§ WHAT YOU WILL DO: Type out all the records word for word. Any pictures are to be left out.

§ RECORDS SHOWN:
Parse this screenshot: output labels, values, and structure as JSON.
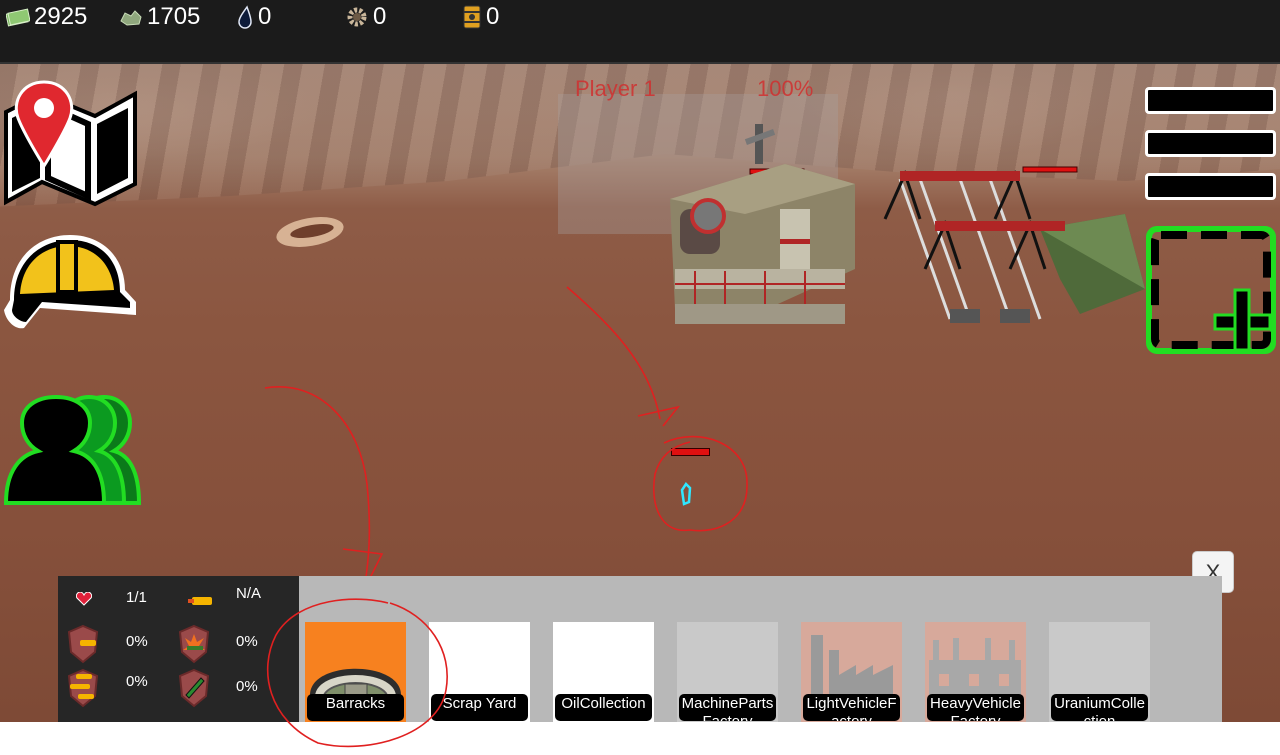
{
  "resources": [
    {
      "name": "money",
      "value": "2925",
      "icon": "cash-icon"
    },
    {
      "name": "scrap",
      "value": "1705",
      "icon": "scrap-icon"
    },
    {
      "name": "oil",
      "value": "0",
      "icon": "oil-drop-icon"
    },
    {
      "name": "machine_parts",
      "value": "0",
      "icon": "gear-icon"
    },
    {
      "name": "uranium",
      "value": "0",
      "icon": "uranium-barrel-icon"
    }
  ],
  "scene": {
    "player_label": "Player 1",
    "player_progress": "100%"
  },
  "side_buttons": {
    "map": "map-icon",
    "build": "hard-hat-icon",
    "units": "group-icon",
    "select": "add-selection-icon"
  },
  "stats": {
    "health": "1/1",
    "attack_range": "N/A",
    "armor": "0%",
    "explosive_resist": "0%",
    "ammo": "0%",
    "rocket_resist": "0%"
  },
  "buildings": [
    {
      "label": "Barracks",
      "state": "selected"
    },
    {
      "label": "Scrap Yard",
      "state": "available"
    },
    {
      "label": "OilCollection",
      "state": "available"
    },
    {
      "label": "MachineParts Factory",
      "state": "locked"
    },
    {
      "label": "LightVehicleF actory",
      "state": "locked"
    },
    {
      "label": "HeavyVehicle Factory",
      "state": "locked"
    },
    {
      "label": "UraniumColle ction",
      "state": "locked"
    }
  ],
  "close_label": "X",
  "colors": {
    "topbar": "#1b1b1b",
    "accent_orange": "#f7811f",
    "health_red": "#e01010",
    "select_green": "#22dd22",
    "annotation_red": "#e02020"
  }
}
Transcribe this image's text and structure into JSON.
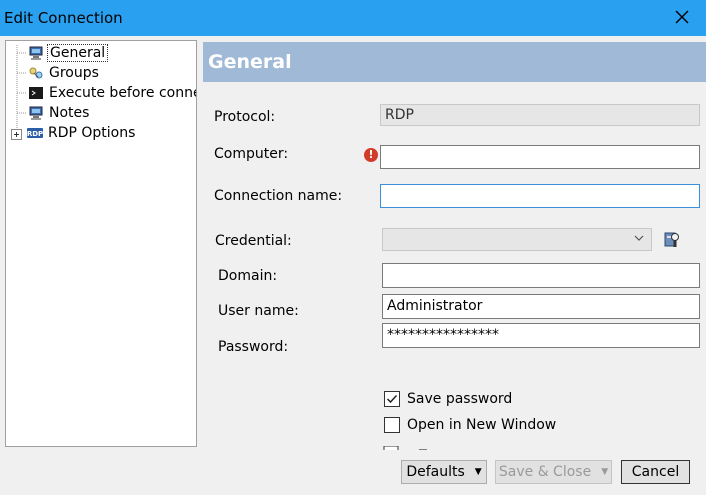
{
  "window": {
    "title": "Edit Connection"
  },
  "tree": {
    "items": [
      {
        "label": "General",
        "icon": "computer-icon",
        "selected": true
      },
      {
        "label": "Groups",
        "icon": "groups-icon"
      },
      {
        "label": "Execute before connect",
        "icon": "terminal-icon"
      },
      {
        "label": "Notes",
        "icon": "notes-icon"
      },
      {
        "label": "RDP Options",
        "icon": "rdp-icon",
        "expander": "+"
      }
    ]
  },
  "panel": {
    "header": "General",
    "protocol": {
      "label": "Protocol:",
      "value": "RDP"
    },
    "computer": {
      "label": "Computer:",
      "value": ""
    },
    "connection_name": {
      "label": "Connection name:",
      "value": ""
    },
    "credential": {
      "label": "Credential:",
      "value": ""
    },
    "domain": {
      "label": "Domain:",
      "value": ""
    },
    "username": {
      "label": "User name:",
      "value": "Administrator"
    },
    "password": {
      "label": "Password:",
      "value": "****************"
    },
    "save_password": {
      "label": "Save password",
      "checked": true
    },
    "open_new_window": {
      "label": "Open in New Window",
      "checked": false
    }
  },
  "buttons": {
    "defaults": "Defaults",
    "save_close": "Save & Close",
    "cancel": "Cancel"
  },
  "colors": {
    "titlebar": "#2aa0f0",
    "panel_header": "#a0b9d6",
    "error": "#d23a2a"
  }
}
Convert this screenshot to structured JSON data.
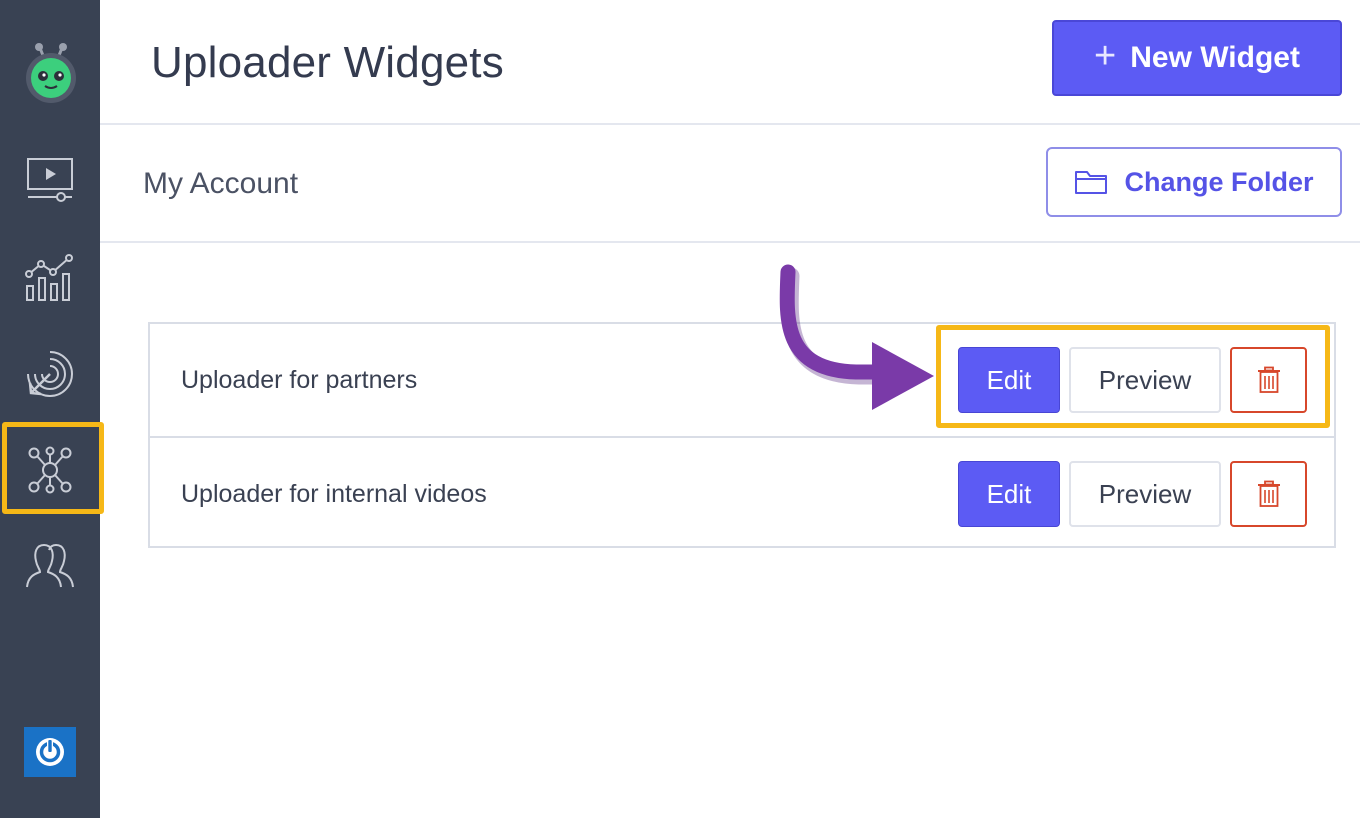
{
  "header": {
    "title": "Uploader Widgets",
    "new_widget_label": "New Widget"
  },
  "subheader": {
    "account": "My Account",
    "change_folder_label": "Change Folder"
  },
  "sidebar": {
    "items": [
      {
        "icon": "video-icon",
        "label": ""
      },
      {
        "icon": "analytics-icon",
        "label": ""
      },
      {
        "icon": "target-icon",
        "label": ""
      },
      {
        "icon": "integrations-icon",
        "label": "",
        "selected": true
      },
      {
        "icon": "users-icon",
        "label": ""
      }
    ]
  },
  "widgets": [
    {
      "name": "Uploader for partners",
      "edit_label": "Edit",
      "preview_label": "Preview"
    },
    {
      "name": "Uploader for internal videos",
      "edit_label": "Edit",
      "preview_label": "Preview"
    }
  ],
  "colors": {
    "sidebar": "#394253",
    "primary": "#5c5bf4",
    "danger": "#d7472b",
    "highlight": "#f6b817",
    "annotation_arrow": "#7a3aa8"
  }
}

§ RESPONSE:
Parse this screenshot: output labels, values, and structure as JSON.
{
  "resources": [
    {
      "name": "money",
      "value": "2925",
      "icon": "cash-icon"
    },
    {
      "name": "scrap",
      "value": "1705",
      "icon": "scrap-icon"
    },
    {
      "name": "oil",
      "value": "0",
      "icon": "oil-drop-icon"
    },
    {
      "name": "machine_parts",
      "value": "0",
      "icon": "gear-icon"
    },
    {
      "name": "uranium",
      "value": "0",
      "icon": "uranium-barrel-icon"
    }
  ],
  "scene": {
    "player_label": "Player 1",
    "player_progress": "100%"
  },
  "side_buttons": {
    "map": "map-icon",
    "build": "hard-hat-icon",
    "units": "group-icon",
    "select": "add-selection-icon"
  },
  "stats": {
    "health": "1/1",
    "attack_range": "N/A",
    "armor": "0%",
    "explosive_resist": "0%",
    "ammo": "0%",
    "rocket_resist": "0%"
  },
  "buildings": [
    {
      "label": "Barracks",
      "state": "selected"
    },
    {
      "label": "Scrap Yard",
      "state": "available"
    },
    {
      "label": "OilCollection",
      "state": "available"
    },
    {
      "label": "MachineParts Factory",
      "state": "locked"
    },
    {
      "label": "LightVehicleF actory",
      "state": "locked"
    },
    {
      "label": "HeavyVehicle Factory",
      "state": "locked"
    },
    {
      "label": "UraniumColle ction",
      "state": "locked"
    }
  ],
  "close_label": "X",
  "colors": {
    "topbar": "#1b1b1b",
    "accent_orange": "#f7811f",
    "health_red": "#e01010",
    "select_green": "#22dd22",
    "annotation_red": "#e02020"
  }
}
Transcribe this image's text and structure into JSON.
{
  "window": {
    "title": "Edit Connection"
  },
  "tree": {
    "items": [
      {
        "label": "General",
        "icon": "computer-icon",
        "selected": true
      },
      {
        "label": "Groups",
        "icon": "groups-icon"
      },
      {
        "label": "Execute before connect",
        "icon": "terminal-icon"
      },
      {
        "label": "Notes",
        "icon": "notes-icon"
      },
      {
        "label": "RDP Options",
        "icon": "rdp-icon",
        "expander": "+"
      }
    ]
  },
  "panel": {
    "header": "General",
    "protocol": {
      "label": "Protocol:",
      "value": "RDP"
    },
    "computer": {
      "label": "Computer:",
      "value": ""
    },
    "connection_name": {
      "label": "Connection name:",
      "value": ""
    },
    "credential": {
      "label": "Credential:",
      "value": ""
    },
    "domain": {
      "label": "Domain:",
      "value": ""
    },
    "username": {
      "label": "User name:",
      "value": "Administrator"
    },
    "password": {
      "label": "Password:",
      "value": "****************"
    },
    "save_password": {
      "label": "Save password",
      "checked": true
    },
    "open_new_window": {
      "label": "Open in New Window",
      "checked": false
    }
  },
  "buttons": {
    "defaults": "Defaults",
    "save_close": "Save & Close",
    "cancel": "Cancel"
  },
  "colors": {
    "titlebar": "#2aa0f0",
    "panel_header": "#a0b9d6",
    "error": "#d23a2a"
  }
}
Convert this screenshot to structured JSON data.
{
  "header": {
    "title": "Uploader Widgets",
    "new_widget_label": "New Widget"
  },
  "subheader": {
    "account": "My Account",
    "change_folder_label": "Change Folder"
  },
  "sidebar": {
    "items": [
      {
        "icon": "video-icon",
        "label": ""
      },
      {
        "icon": "analytics-icon",
        "label": ""
      },
      {
        "icon": "target-icon",
        "label": ""
      },
      {
        "icon": "integrations-icon",
        "label": "",
        "selected": true
      },
      {
        "icon": "users-icon",
        "label": ""
      }
    ]
  },
  "widgets": [
    {
      "name": "Uploader for partners",
      "edit_label": "Edit",
      "preview_label": "Preview"
    },
    {
      "name": "Uploader for internal videos",
      "edit_label": "Edit",
      "preview_label": "Preview"
    }
  ],
  "colors": {
    "sidebar": "#394253",
    "primary": "#5c5bf4",
    "danger": "#d7472b",
    "highlight": "#f6b817",
    "annotation_arrow": "#7a3aa8"
  }
}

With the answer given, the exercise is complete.